DiLeo said three broad design guideline categories are in the revised document, including guidelines for site planning (such as building placement and how the building connects with adjacent properties), guidelines for building massing (such as how the building is shaped), and guidelines for building elements (such as what materials can be used and what the facade should look like).

DiLeo said the city is stressing that developers need to provide connections linking sidewalks to open spaces such as plazas or open courtyards. For larger developments, developers are encouraged to provide mid-block connections to sidewalks with rear alleyways.

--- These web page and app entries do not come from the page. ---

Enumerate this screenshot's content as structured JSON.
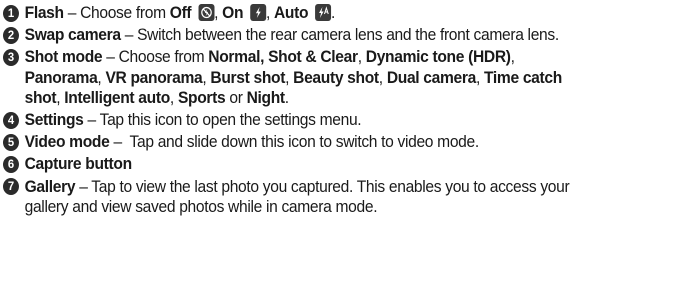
{
  "items": [
    {
      "num": "1",
      "title": "Flash",
      "sep": " – Choose from ",
      "opt_off": "Off",
      "comma1": ", ",
      "opt_on": "On",
      "comma2": ", ",
      "opt_auto": "Auto",
      "end": "."
    },
    {
      "num": "2",
      "title": "Swap camera",
      "text": " – Switch between the rear camera lens and the front camera lens."
    },
    {
      "num": "3",
      "title": "Shot mode",
      "sep": " – Choose from ",
      "modes": {
        "m1": "Normal, Shot & Clear",
        "m2": "Dynamic tone (HDR)",
        "m3": "Panorama",
        "m4": "VR panorama",
        "m5": "Burst shot",
        "m6": "Beauty shot",
        "m7": "Dual camera",
        "m8": "Time catch",
        "m8b": "shot",
        "m9": "Intelligent auto",
        "m10": "Sports",
        "m11": "Night"
      },
      "comma": ", ",
      "or": " or ",
      "end": "."
    },
    {
      "num": "4",
      "title": "Settings",
      "text": " – Tap this icon to open the settings menu."
    },
    {
      "num": "5",
      "title": "Video mode",
      "text": " –  Tap and slide down this icon to switch to video mode."
    },
    {
      "num": "6",
      "title": "Capture button"
    },
    {
      "num": "7",
      "title": "Gallery",
      "line1": " – Tap to view the last photo you captured. This enables you to access your",
      "line2": "gallery and view saved photos while in camera mode."
    }
  ],
  "icons": {
    "off": "flash-off-icon",
    "on": "flash-on-icon",
    "auto": "flash-auto-icon"
  }
}
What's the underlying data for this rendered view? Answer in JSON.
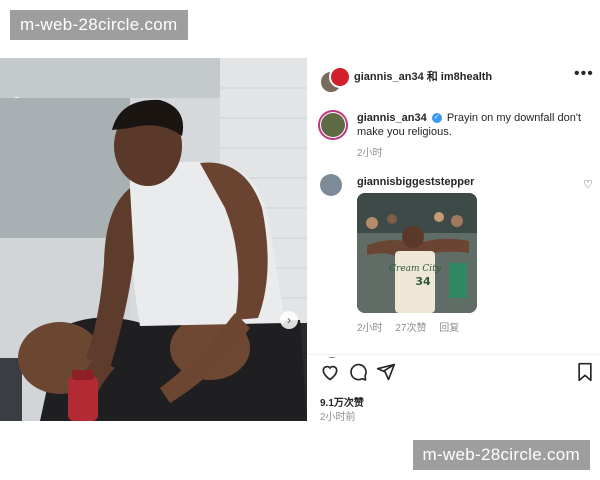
{
  "watermark": {
    "text": "m-web-28circle.com"
  },
  "post": {
    "header_title": "giannis_an34 和 im8health",
    "caption_user": "giannis_an34",
    "caption_text": "Prayin on my downfall don't make you religious.",
    "caption_time": "2小时",
    "likes": "9.1万次赞",
    "post_time": "2小时前"
  },
  "comment": {
    "user": "giannisbiggeststepper",
    "time": "2小时",
    "likes": "27次赞",
    "reply_label": "回复",
    "image_jersey_text": "Cream City",
    "image_jersey_number": "34"
  },
  "icons": {
    "more": "more-icon",
    "heart": "heart-icon",
    "comment": "comment-icon",
    "share": "share-icon",
    "save": "bookmark-icon",
    "verified": "verified-badge-icon",
    "next": "chevron-right-icon"
  },
  "colors": {
    "link_blue": "#3897f0",
    "story_ring": "#c13584",
    "watermark_bg": "#9e9e9e",
    "jersey_red": "#b22a33"
  }
}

“The guidelines are steering you toward traditional concepts like, for example, having a base, middle and a cap on a building,” DiLeo said. “Now, whether it be a modern building with a base, middle and cap, or a traditional building with a base, middle and cap - that's the developer's choice.”

The City Council has postponed the first reading of A2D2 amendments until Sept. 8. A joint working session of the City Council, Planning Commission and Downtown Development Authority now is scheduled for 7 p.m. Sept. 14 in the CTN Studios, 2805 S. Industrial Highway, Suite 200. The design guidelines will be discussed at that meeting and then could come back for council approval in October.

"The guidelines really define what people want buildings to look like, and this has been through years of community input,” said City Councilwoman Marcia Higgins, a member of the A2D2 Steering Committee. “Our hope is that developers will take this to heart."

Higgins said the guidelines are strictly voluntary at this point, though they will stress what kinds of designs the community values.

"It really is what is the look of a building," she said. “I think most people agree that our downtown has got to be a vital interesting place to be. In talking with our consultants, everybody agrees we are kind of on that tipping point where how we work, how we play and what we do is changing. We're going away from manufacturing.”

Height restrictions are not included in the guidelines because they're already in the city's zoning ordinance, which is coming back before council soon, Higgins said.

The City Council established the A2D2 initiative in September 2006 to implement high-priority recommendations of the Downtown Development Strategies Project. It has focused on changes in the areas of downtown zoning, urban design guidelines, historic preservation, development processes, parking and transportation.

Areas still under consideration include affordable housing development, a zoning ordinance update, and economic development strategies, according to

Ryan Stanton covers government for Reach him at or 734-623-2529.


Alan Goldsmith

Wed, Aug 26, 2009 : 1:25 p.m.

Thanks Ryan. Will do.

Ryan J. Stanton

Wed, Aug 26, 2009 : 12:36 p.m.

Alan, send me an e-mail with any questions you want me to ask any of the candidates and I will ask them for you.

Alan Goldsmith

Wed, Aug 26, 2009 : 11:51 a.m.

Don't be too sure Ryan. She's been on Council for nearly a decade and hasn't taken the leadership on jobs or the homeless. Or 4th Ward quality of life issues either. Looking forward to your articles on the November Council election where hopefully she'll be answering some questions from the media.

Ryan J. Stanton

Tue, Aug 25, 2009 : 3:45 p.m.

In all fairness to Councilwoman Higgins, I should add that, in her comments to me, she was pointing out that there are jobs that have sprouted downtown in recent years such as those in advertising at Google. I don't think she was stating any preference for more dishwasher jobs and tent cities.


Tue, Aug 25, 2009 : 2:21 p.m.

...or good-paying accounting jobs. In the modern world, you have to read, write, add, and think. If your skill-set is limited, you won't make it. If the guidelines are "strictly voluntary", who cares? How do they become mandatory?


Tue, Aug 25, 2009 : 12:28 p.m.

"We're going away from manufacturing.Oh boy more of those low paying retail/restraunt jobs for everyone!! Hope city council can talk AATA to make a bus stop at the tent city on the outskirts of town to bring those low wage earners in to wash our dishes and scrub our floors. The race to the bottom continues!